The American Voter built on the behavioral research revolution. Modeled after Paul Lazarsfeld’s The People’s Choice (1948) and Samuel Stouffer’s The American Soldier (1949), these authors attempted to quantify the inner workings of the political mind. Using modern statistical methods The American Voter found much of the electorate apathetic. A coherent set of political beliefs was an exception and not the rule. These authors did find, however, “people who paid little attention to politics were contributing very disproportionately to partisan change.”
And how? Disproportionately voters cast their ballots on the basis of party identification.
In their “funnel of causality” the authors of The American Voter recognized that ultimately political decisions were made based upon attitudes toward the parties and the candidates. Membership in social groups, population movement and personality were important but less so. Issues mattered little. Voters were portrayed less as rational agents and more as conduits to exogenous factors. Voters in this study showed “a long term psychological attachment to a political party.”

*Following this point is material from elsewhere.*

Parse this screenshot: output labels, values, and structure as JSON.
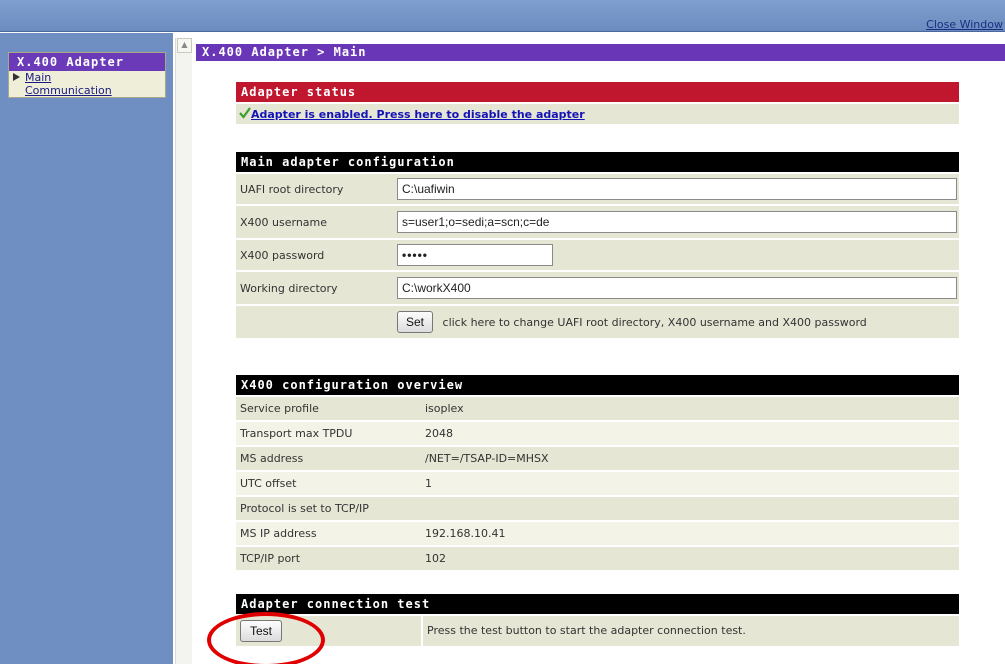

The American Voter established party identification as the leading determinant of one’s voting behavior. Additionally these authors found that most voters stand pat with their party loyalties. Voters choose the same party over and over. This attachment, they argued, was largely affective. Choices based upon strict policy agreement were less common. Party loyalty goes up with age.
One need not be concerned that The American Voter was written over fifty years ago. Its basic claims appear as true today as they were in 1960. Though we may teach the demise of the political party and the rise of the independent voter party identification continues to be the wellspring of electoral victory.
The salience of Maurice Duverger’s research is apparent. Duverger found that the organization of most political parties is far more important than the ideology they espouse. Political parties provide labels and brands for young and old voters alike. If an affinity grows electoral success is soon to follow. Issues come and go. But as we learned in The American Voter issues rarely make the difference. Party identification has and always will be the most important determinant in our vote.